When being Different means having to stay the Same

I love my children. I want to help them be the best they can be, and to have the opportunities to learn, grow and become kind, caring and capable adults. I used to think that all parents wanted that for their children, and perhaps they do want it for their own children, but not for other people’s children.

Commonly Different

Living with Autism means having differences. You might communicate in a different way (or not at all), you might eat a different way (or not at all), you might play a different way (or not at all) and you might have a lot of health issues (or not at all). The world we live in doesn’t always appreciate differences, and they can make life very difficult at times, just ask any kid with Autism who goes to school.
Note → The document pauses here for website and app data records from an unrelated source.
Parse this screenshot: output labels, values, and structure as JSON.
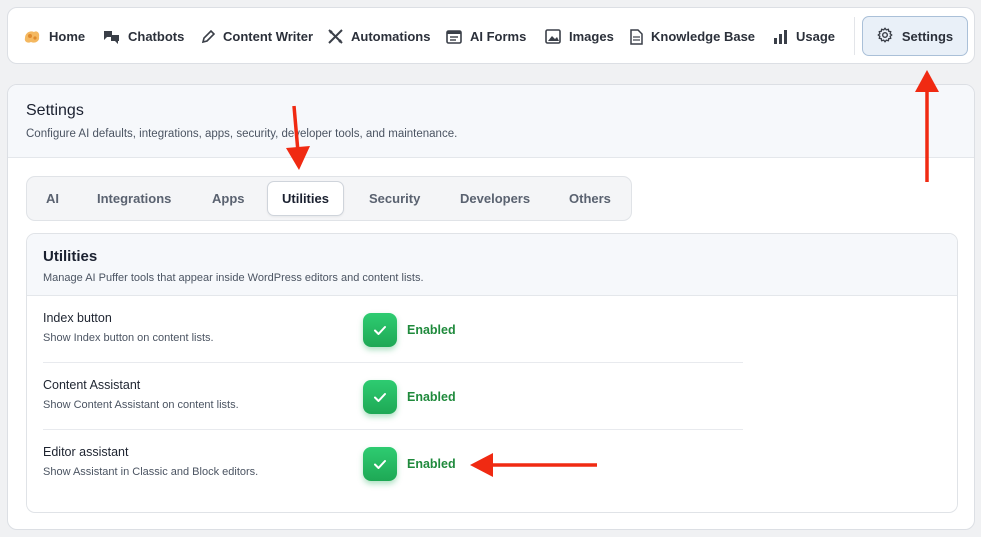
{
  "nav": {
    "items": [
      {
        "label": "Home",
        "icon": "puffer-logo-icon"
      },
      {
        "label": "Chatbots",
        "icon": "chat-bubbles-icon"
      },
      {
        "label": "Content Writer",
        "icon": "pencil-icon"
      },
      {
        "label": "Automations",
        "icon": "airplane-icon"
      },
      {
        "label": "AI Forms",
        "icon": "form-icon"
      },
      {
        "label": "Images",
        "icon": "image-icon"
      },
      {
        "label": "Knowledge Base",
        "icon": "document-icon"
      },
      {
        "label": "Usage",
        "icon": "bar-chart-icon"
      }
    ],
    "settings": {
      "label": "Settings",
      "icon": "gear-icon"
    }
  },
  "header": {
    "title": "Settings",
    "subtitle": "Configure AI defaults, integrations, apps, security, developer tools, and maintenance."
  },
  "tabs": [
    "AI",
    "Integrations",
    "Apps",
    "Utilities",
    "Security",
    "Developers",
    "Others"
  ],
  "active_tab": "Utilities",
  "card": {
    "title": "Utilities",
    "subtitle": "Manage AI Puffer tools that appear inside WordPress editors and content lists.",
    "rows": [
      {
        "label": "Index button",
        "description": "Show Index button on content lists.",
        "status": "Enabled"
      },
      {
        "label": "Content Assistant",
        "description": "Show Content Assistant on content lists.",
        "status": "Enabled"
      },
      {
        "label": "Editor assistant",
        "description": "Show Assistant in Classic and Block editors.",
        "status": "Enabled"
      }
    ]
  },
  "colors": {
    "accent_green": "#22b85c",
    "annotation_red": "#f02a12",
    "active_settings_bg": "#e9f0f8"
  }
}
Assuming they can answer your question of course.

Having spent a lot (far too much) time on the internet in recent years, I stumble across articles and opinions that tell me how wonderful it is to have Autism. I wouldn’t know, I don’t have it, so I don’t have a personal opinion on it. I do, however, live with four children who are diagnosed on the spectrum, and a husband who also ticks a lot of the boxes. So my opinions are based purely on what I have seen in my own family.

I’d like to know why it’s not okay to help my children be capable, or to do the things they’d really like to do.

If I try and help one of my daughters with her anxiety issues so she can actually leave the house, then I’m being a bad parent, according to some people out there. If I speak about the worry of having a child that will need 24/7 care for the rest of his life (which may or may not be longer than mine), then I’m obviously not embracing the wonderfulness of Autism. People who confess their fear of their child dying from a vaccine which they’ve had a previous, severe reaction to, are bombarded with statements along the lines of, “I’d rather my child had Autism than measles”. Yet strangely enough, the risk of death and abuse for a child with Autism is much, much higher than of death from measles.

Part of Autism can be aggression, violence and self-harm. I guess I don’t embrace that wonderful quality either. I am not too happy when my son is beaten up (twice in two days) at his Special Developmental School because of a lack of duty of care on the part of his teachers. He can’t tell me that he is in pain or feeling strange due to his concussion, other than by his behaviour. I guess I should also have been happy and embraced Autism on those occasions when my son attacked his younger brother.

inclusionInclusion is a big catch phrase in the Autism community. It’s great in theory, but how does it work in reality? Are all schools going to have less than 200 students, with classrooms of no more than 5 or 6 students with 3-4 teachers, and extremely high, un-climbable fences all the way around the school grounds? The ability to wear whatever clothing our children are happy to wear, or to go naked because that is part of their Autism? To defecate and smear it all through the classroom and on their fellow students, because that is how they express themselves? Flexible hours (night and day) to cater for those children who sleep for 5 hours (if you’re lucky) and are then awake for 12 hours before crashing for another five?

Is the community going to include my son by limiting the number of people that are allowed to be in a shopping centre at any one time, so his senses aren’t overloaded? The same for playgrounds or any other public place that might set my son off into a screaming fit due to bright lights, noises, smells, or just the fact that we have to wait in line at a checkout. I’d also like to place an advance order for public assistance when it comes to finances, as my son will not be able to earn an income, so somebody else will need to support him. We’re busy paying for him right now, but once we’re gone, he’s in trouble. I’m a bit worried about the lack of a pension (aged or disability) in the future, but I’m hoping that by the time he’s needing to live on the street, the community will be fully equipped for inclusion and he will be able to move in with some caring soul who won’t mind changing his poo-y nappies and paying for all his needs.

color_wheel_730

Autism is as varied as saying “colour” and expecting the other person to know exactly what particular hue of which particular colour you are thinking of. Every person on the spectrum (and off it) is different, and I’m fine with different. I am fine with people not wanting to change who they are, how they think, and how they live – as long as it doesn’t hurt someone else. If a person on the spectrum is happy to sit in their house all day playing computer games, and they have independent financial means to support themselves in that, then good luck to them.

Unfortunately, some of our children can’t tell us if they are happy to not be able to participate in the world around them. They can’t tell us if they are being abused, if they are hurting, if they love us, or even if they would like the opportunity to be able to play with other kids. Those who deny others the opportunity to learn to communicate, to be safe in their environment, to engage with others, to become active participants in the community, are being discriminatory. They are stopping a section of the community from doing the same things that others have every right to, but by crying “don’t change their Autism” they are taking that right away from them.

Advertisements

2 thoughts on “When being Different means having to stay the Same

Leave a Reply

Fill in your details below or click an icon to log in:

WordPress.com Logo

You are commenting using your WordPress.com account. Log Out / Change )

Twitter picture

You are commenting using your Twitter account. Log Out / Change )

Facebook photo

You are commenting using your Facebook account. Log Out / Change )

Google+ photo

You are commenting using your Google+ account. Log Out / Change )

Connecting to %s